On July 13 in the mass of black-eyed susans, I spotted more than a dozen different kinds of insects. The coolest was this one, which I believe is a camouflaged looper inchworm. Its destiny was to turn into a wavy-lined emerald moth.
This caterpillar chews off parts of plants and then attaches them to itself as a disguise.
It was concealed so well against the flower’s dark-brown center disk, I’m not sure how I even spotted it at first!
Though after I saw it once, I could easily find it again later the same day, and even the next day. (The accumulating quantity of frass also helped locate it.)
Making its way around the ring of tiny flowers in the center disk of the black-eyed susan:

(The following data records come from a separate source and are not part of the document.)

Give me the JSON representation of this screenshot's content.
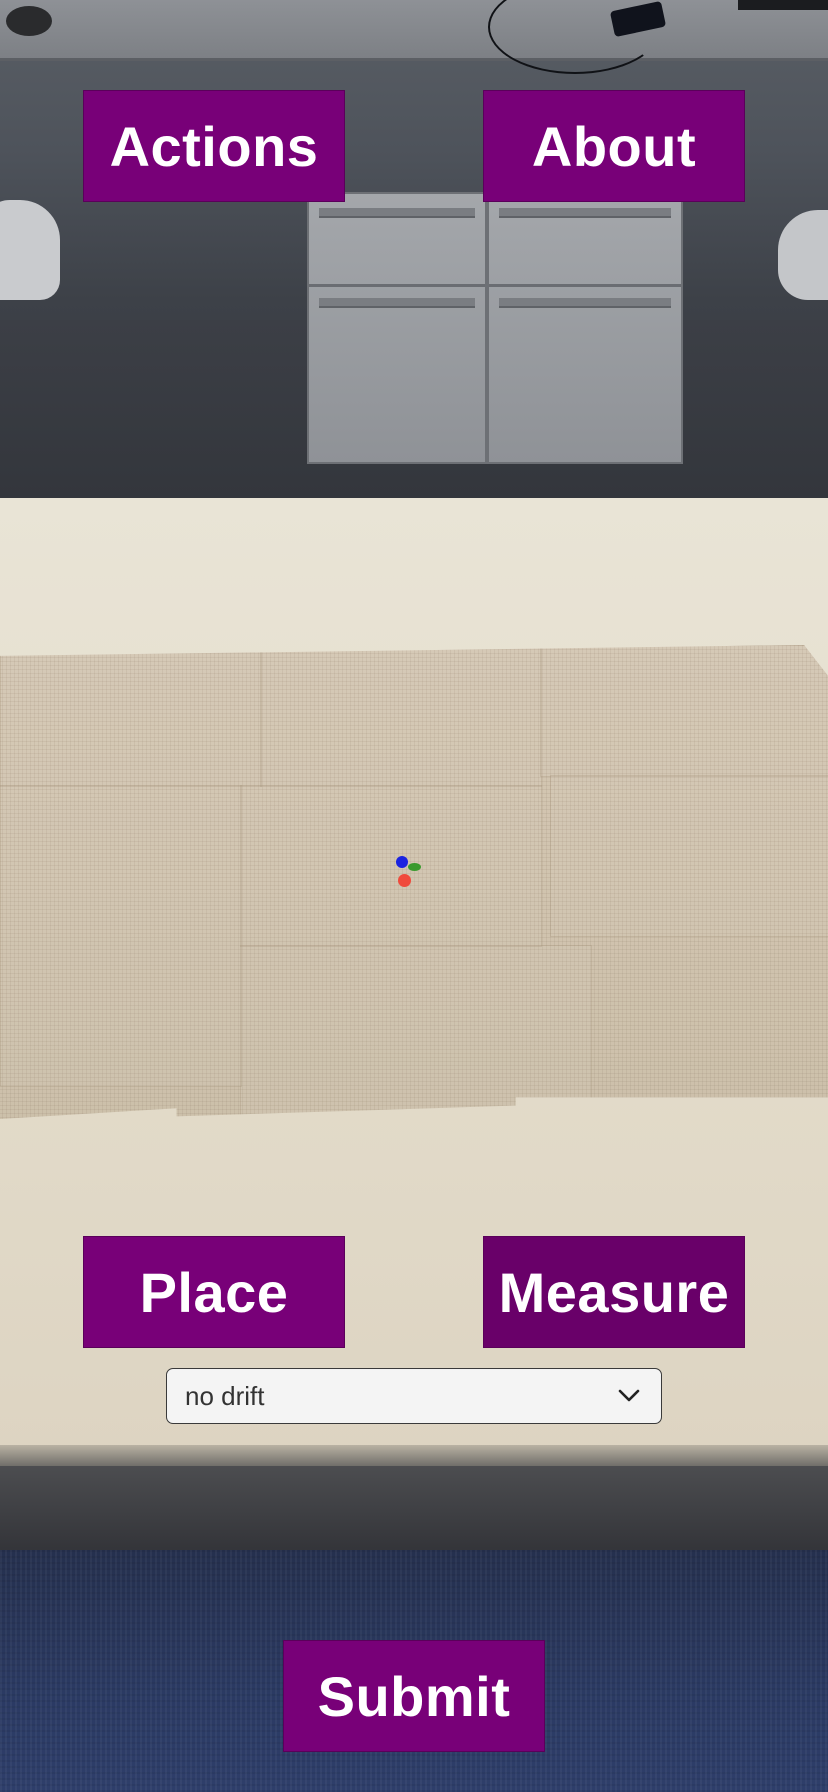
{
  "toolbar": {
    "actions_label": "Actions",
    "about_label": "About"
  },
  "controls": {
    "place_label": "Place",
    "measure_label": "Measure",
    "drift_select": {
      "selected": "no drift"
    },
    "submit_label": "Submit"
  },
  "colors": {
    "button_bg": "#780078",
    "button_text": "#ffffff",
    "select_bg": "#f4f4f4"
  },
  "icons": {
    "dropdown": "chevron-down-icon",
    "marker": "ar-origin-marker"
  }
}
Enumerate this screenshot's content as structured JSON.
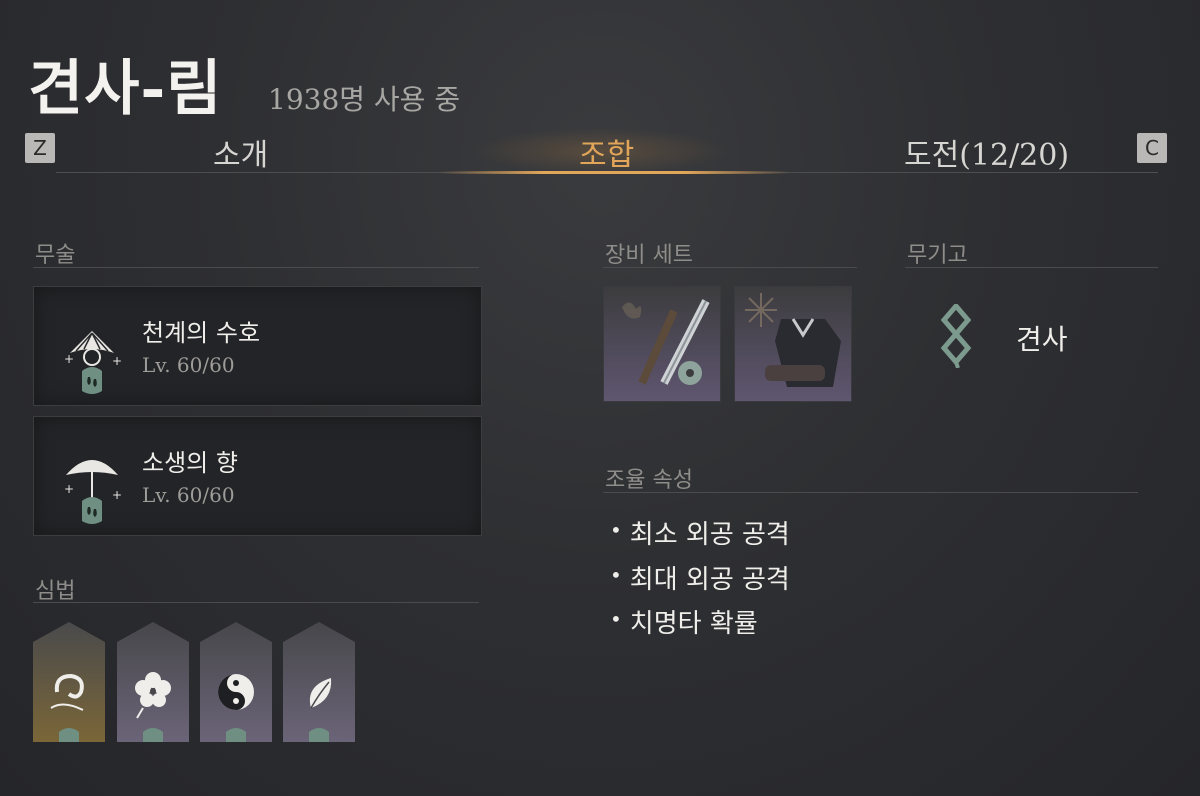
{
  "header": {
    "title": "견사-림",
    "users": "1938명 사용 중"
  },
  "tabs": {
    "prev_key": "Z",
    "next_key": "C",
    "items": [
      {
        "label": "소개"
      },
      {
        "label": "조합"
      },
      {
        "label": "도전(12/20)"
      }
    ]
  },
  "martial": {
    "title": "무술",
    "skills": [
      {
        "name": "천계의 수호",
        "level": "Lv. 60/60",
        "icon": "fan-icon"
      },
      {
        "name": "소생의 향",
        "level": "Lv. 60/60",
        "icon": "umbrella-icon"
      }
    ]
  },
  "heart": {
    "title": "심법",
    "items": [
      {
        "icon": "swirl-leaf-icon"
      },
      {
        "icon": "flower-icon"
      },
      {
        "icon": "yin-yang-icon"
      },
      {
        "icon": "leaf-icon"
      }
    ]
  },
  "equipment": {
    "title": "장비 세트",
    "items": [
      {
        "icon": "sword-set-icon"
      },
      {
        "icon": "armor-set-icon"
      }
    ]
  },
  "weapon": {
    "title": "무기고",
    "name": "견사",
    "icon": "weapon-rune-icon"
  },
  "attributes": {
    "title": "조율 속성",
    "items": [
      "최소 외공 공격",
      "최대 외공 공격",
      "치명타 확률"
    ]
  },
  "colors": {
    "accent": "#e2a65a",
    "background": "#2e2f32",
    "jade": "#7c9a8e"
  }
}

Almost finished the next day:
I saw it crawling around a bit but unfortunately didn’t get to see any of the actual “gluing.”
Two more videos:
- Video 2 with distracting bumblebees in the background
- Video 3 with the caterpillar “waving” before settling down to eat
I kept checking back for this inchworm every day for a week and saw it many more times.
Top view showing two thick layers of camouflage:
Sometimes it was resting on a petal, and in these cases it looked nothing like a caterpillar.
Once I thought it was gone, but then found it again on a nearby flower. This time it looked different after it apparently re-covered itself with new material.
And this time I saw it eating the petals, too.
But after that, I didn’t see it anymore. Hopefully it made its way safely to its next stage as a cocoon.
More about camouflaged looper inchworms:
- An inchworm in disguise (The Prairie Ecologist)
- Camouflaged looper (Bug of the Week)
- Compilation of photos showing varied colors and materials used for the camouflage (from many Flickr members)